    fruugoFruugo, the hyped major Finnish e-commerce startup, opened up a public Beta yesterday morning in Finland, Sweden and the Netherlands (release notes). 

    Fruugo’s launch has been eagerly anticipated since the first rumors last year (our previous coverage). In Finnish and Nordic scale the firm is a huge endevor backed with millions of euros in finance. 

    Fruugo closed screenshotAll did not go very well, though. Quite soon after opening the service many who tried the service noticed severe problems, and eventually the site was brought down with a note “under maintenance” (screenshot). It seemed the site went online and offline multiple times during the first day. Janne Waltonen, Fruugo’s VP Marketing and Communication, commented on Twitter that they were in fact expecting problems and did not want to make a big fuss of the launch exactly because of that.

    Fruugo aims to change the European e-commerce market by building a trusted marketplace where buyers and sellers can operate in their own language and currency regardless of each others’ home country. The e-commerce market in Europe presently is scattered for the most part due to many different tax regimes, customs, and legislation. On their own, smaller vendors are not able to serve other countries effectively.

    The Beta service has been critized for small selection of products and many missing (hyped) features – especially the anticipated social shopping features are still quite slim. Fruugo has stated that they want to make the marketplace alive and truly social. Due to the small selection and inexistent competition the prices have also been relatively high, causing additional criticism. Nevertheless, to celebrate the launch, Fruugo is offering free delivery until 24th May. The firm is constantly integrating new vendors, and new countries should follow in the coming months.

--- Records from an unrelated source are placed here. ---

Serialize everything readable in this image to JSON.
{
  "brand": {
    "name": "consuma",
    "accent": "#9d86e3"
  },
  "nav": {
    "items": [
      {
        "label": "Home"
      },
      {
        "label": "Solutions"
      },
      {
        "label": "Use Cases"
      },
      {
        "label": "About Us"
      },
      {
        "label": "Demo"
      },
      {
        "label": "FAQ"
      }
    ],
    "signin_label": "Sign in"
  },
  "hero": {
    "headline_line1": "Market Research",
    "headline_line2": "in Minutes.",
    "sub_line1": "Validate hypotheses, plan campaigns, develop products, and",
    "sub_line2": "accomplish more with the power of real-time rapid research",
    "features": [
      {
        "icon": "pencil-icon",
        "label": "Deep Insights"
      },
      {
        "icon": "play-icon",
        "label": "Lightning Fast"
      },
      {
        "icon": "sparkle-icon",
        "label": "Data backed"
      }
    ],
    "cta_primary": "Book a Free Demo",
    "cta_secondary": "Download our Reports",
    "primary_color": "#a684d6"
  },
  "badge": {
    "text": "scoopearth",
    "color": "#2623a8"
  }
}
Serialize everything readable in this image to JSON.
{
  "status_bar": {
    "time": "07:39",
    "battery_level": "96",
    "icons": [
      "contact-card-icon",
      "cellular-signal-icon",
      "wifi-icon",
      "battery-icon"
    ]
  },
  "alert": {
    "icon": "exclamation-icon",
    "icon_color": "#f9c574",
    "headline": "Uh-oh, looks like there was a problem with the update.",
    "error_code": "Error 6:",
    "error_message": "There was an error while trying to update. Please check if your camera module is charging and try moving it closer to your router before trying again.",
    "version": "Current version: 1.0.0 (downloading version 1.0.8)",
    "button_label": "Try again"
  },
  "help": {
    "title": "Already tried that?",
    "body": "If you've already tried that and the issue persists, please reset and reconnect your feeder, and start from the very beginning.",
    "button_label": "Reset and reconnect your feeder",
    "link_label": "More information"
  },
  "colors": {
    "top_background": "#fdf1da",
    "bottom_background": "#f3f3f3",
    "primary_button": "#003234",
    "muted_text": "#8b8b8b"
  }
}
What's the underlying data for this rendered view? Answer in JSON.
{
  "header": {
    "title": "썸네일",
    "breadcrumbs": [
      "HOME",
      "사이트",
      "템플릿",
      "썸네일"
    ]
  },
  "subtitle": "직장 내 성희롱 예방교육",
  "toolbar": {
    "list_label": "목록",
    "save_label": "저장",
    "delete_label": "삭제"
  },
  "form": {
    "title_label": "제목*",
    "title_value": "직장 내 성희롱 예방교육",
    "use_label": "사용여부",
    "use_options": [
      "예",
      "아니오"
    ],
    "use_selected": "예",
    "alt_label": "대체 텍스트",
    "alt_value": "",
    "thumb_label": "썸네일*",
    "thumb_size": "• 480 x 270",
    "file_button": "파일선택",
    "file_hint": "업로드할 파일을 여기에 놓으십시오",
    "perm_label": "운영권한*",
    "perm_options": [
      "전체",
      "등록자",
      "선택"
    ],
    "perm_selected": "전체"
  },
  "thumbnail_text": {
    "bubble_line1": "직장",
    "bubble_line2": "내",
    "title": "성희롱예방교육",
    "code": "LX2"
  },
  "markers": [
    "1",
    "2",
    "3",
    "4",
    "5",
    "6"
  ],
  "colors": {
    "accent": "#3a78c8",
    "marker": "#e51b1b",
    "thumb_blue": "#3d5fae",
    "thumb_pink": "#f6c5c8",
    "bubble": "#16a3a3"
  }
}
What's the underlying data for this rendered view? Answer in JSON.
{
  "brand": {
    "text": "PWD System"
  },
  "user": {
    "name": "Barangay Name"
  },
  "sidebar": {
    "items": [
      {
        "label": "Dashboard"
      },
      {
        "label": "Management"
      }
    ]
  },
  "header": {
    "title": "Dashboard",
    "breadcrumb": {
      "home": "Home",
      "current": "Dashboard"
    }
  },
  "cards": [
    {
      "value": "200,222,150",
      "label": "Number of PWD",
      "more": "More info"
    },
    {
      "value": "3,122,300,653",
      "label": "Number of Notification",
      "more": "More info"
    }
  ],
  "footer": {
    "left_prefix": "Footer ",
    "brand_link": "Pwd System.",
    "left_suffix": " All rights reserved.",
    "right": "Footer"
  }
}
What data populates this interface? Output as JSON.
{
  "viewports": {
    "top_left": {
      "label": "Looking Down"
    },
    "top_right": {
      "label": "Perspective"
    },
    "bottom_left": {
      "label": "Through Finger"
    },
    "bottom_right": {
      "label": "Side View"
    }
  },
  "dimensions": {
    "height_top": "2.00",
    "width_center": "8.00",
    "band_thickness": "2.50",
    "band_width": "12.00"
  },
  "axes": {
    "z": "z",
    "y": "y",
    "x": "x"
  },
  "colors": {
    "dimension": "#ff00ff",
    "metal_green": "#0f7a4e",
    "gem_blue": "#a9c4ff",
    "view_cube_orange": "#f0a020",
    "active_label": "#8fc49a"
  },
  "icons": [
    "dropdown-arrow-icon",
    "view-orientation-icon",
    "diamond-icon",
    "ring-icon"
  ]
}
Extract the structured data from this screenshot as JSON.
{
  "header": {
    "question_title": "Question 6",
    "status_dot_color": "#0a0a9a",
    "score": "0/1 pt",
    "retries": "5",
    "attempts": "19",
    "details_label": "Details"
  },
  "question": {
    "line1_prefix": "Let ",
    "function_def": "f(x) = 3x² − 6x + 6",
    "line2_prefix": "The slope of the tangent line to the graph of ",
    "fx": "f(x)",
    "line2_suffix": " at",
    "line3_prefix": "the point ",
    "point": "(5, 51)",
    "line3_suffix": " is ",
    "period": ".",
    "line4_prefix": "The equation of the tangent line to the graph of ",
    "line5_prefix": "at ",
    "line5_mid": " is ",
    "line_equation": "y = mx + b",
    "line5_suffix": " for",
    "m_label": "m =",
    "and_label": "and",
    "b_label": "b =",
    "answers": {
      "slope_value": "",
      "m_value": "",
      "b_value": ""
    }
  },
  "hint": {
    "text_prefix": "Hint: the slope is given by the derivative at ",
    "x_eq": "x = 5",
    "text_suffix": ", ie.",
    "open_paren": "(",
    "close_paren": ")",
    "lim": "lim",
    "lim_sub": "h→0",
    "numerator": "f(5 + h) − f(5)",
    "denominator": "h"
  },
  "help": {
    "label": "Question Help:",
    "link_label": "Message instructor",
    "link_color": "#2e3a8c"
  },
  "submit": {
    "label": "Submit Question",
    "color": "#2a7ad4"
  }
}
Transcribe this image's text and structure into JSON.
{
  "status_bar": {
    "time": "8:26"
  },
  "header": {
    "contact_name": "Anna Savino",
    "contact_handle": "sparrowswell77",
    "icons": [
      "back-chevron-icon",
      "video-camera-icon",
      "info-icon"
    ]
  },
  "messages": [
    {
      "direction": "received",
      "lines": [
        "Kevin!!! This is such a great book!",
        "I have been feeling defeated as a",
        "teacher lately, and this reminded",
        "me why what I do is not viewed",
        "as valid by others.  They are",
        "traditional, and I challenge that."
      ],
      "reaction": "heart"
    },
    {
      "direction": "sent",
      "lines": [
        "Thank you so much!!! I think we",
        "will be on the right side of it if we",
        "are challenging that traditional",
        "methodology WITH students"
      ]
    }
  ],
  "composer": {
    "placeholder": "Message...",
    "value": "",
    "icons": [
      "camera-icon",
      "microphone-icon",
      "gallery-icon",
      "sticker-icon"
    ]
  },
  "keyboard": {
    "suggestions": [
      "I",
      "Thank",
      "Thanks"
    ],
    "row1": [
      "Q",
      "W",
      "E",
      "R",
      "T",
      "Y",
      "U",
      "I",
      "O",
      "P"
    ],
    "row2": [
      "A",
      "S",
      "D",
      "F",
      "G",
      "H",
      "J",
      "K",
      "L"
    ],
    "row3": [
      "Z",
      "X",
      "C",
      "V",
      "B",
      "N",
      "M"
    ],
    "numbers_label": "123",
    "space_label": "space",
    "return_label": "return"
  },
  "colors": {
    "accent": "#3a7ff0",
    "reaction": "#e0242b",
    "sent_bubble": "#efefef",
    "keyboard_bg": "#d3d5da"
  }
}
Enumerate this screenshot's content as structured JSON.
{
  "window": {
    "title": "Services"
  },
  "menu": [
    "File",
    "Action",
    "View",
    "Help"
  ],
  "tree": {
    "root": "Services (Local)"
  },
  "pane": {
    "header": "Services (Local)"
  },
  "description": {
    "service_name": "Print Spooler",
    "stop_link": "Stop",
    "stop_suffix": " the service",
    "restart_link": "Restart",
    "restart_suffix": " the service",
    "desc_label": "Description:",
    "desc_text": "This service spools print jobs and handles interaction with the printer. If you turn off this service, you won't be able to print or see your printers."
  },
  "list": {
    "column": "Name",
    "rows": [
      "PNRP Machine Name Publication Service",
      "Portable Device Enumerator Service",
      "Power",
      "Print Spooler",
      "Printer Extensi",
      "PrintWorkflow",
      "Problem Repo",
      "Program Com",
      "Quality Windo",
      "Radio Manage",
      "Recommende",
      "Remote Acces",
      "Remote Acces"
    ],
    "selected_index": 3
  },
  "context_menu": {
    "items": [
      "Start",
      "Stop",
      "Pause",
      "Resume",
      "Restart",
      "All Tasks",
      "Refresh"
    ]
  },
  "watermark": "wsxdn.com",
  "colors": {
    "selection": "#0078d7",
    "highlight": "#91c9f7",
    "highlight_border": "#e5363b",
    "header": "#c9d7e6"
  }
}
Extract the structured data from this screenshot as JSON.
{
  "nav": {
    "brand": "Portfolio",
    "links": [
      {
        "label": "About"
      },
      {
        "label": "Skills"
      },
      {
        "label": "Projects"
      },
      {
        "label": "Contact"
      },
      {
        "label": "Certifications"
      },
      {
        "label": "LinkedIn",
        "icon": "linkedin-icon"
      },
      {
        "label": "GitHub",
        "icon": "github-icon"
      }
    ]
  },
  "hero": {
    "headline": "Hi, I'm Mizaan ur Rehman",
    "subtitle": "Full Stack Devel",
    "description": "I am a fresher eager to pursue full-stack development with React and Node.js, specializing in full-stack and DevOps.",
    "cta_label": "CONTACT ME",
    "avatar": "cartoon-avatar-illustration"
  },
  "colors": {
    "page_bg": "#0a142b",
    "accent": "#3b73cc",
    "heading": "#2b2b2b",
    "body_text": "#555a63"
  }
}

    Despite the problems, I am looking forward to having wider access to foreign merchants through Fruugo. Before Fruugo is really able to integrate a considerable amount of competiting vendors, it will probably be simpler to use some existing price search engines to find out the best deal. But when some not that commonly traded novel items are added, and along with more countries, Fruugo could be very close realizing the vision of enabling risk-free purchases across the borders.